The Sentinelese have recently been in the news for offing a couple of drunk Indian fishermen.
A lone Sentinelese tribesman aims his bow at an Indian coast guard helicopterAfter learning more about their exploits (below) we have officially declared them to be the new mascots of Your Prayers Make the Real Gods Angry. Indeed, I'm sure that all your prayers make their gods extremely angry.
In the spring of 1974, North Sentinel was visited by a film crew that was shooting a documentary titled Man in Search of Man, along with a few anthropologists, some armed policemen, and a photographer for National Geographic. In the words of one of the scientists, their plan was to "win the natives' friendship by friendly gestures and plenty of gifts." As the team's motorized dinghy made its way through the reefs toward shore, some natives emerged from the woods. The anthropologists made friendly gestures. The Sentinelese responded with a hail of arrows. The dinghy proceeded to a landing-spot out of arrow range, where the policemen, dressed in padded armor, disembarked and laid gifts on the sand: a miniature plastic automobile, some coconuts, a tethered live pig, a child's doll, and some aluminum cookware. Then they returned to the dinghy and waited to observe the natives' reaction to the gifts. The natives' reaction was to fire more arrows, one of which hit the film director in the left thigh. The man who had shot the film director was observed laughing proudly and walking toward the shade of a tree, where he sat down. Other natives were observed spearing the pig and the doll and burying them in the sand. They did, however, take the cookware and the coconuts with evident delight.
As for the drunk Indians that got what they deserved this week:

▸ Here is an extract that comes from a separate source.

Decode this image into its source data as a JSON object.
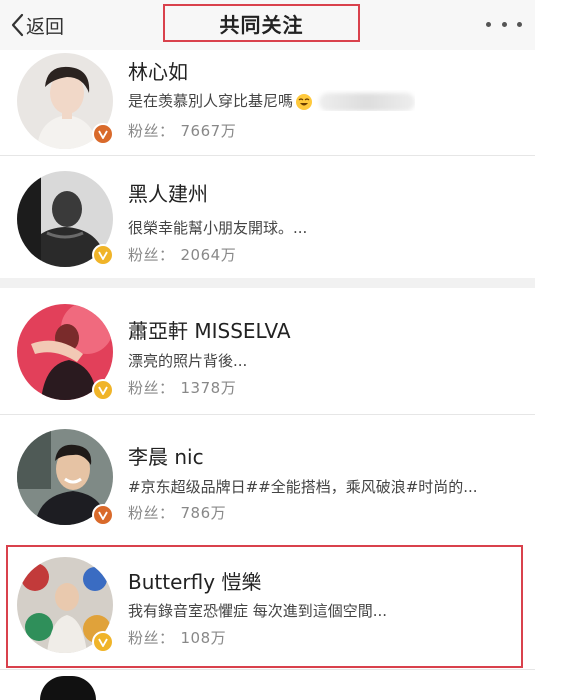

The Indian coast guard tried to recover the bodies using a helicopter but was met by a hail of arrows. Photographs shot from the helicopter show the near-naked tribesmen rushing to fire. But the downdraught from its rotors exposed the two fishermen buried in shallow graves and not roasted and eaten, as local rumour suggested."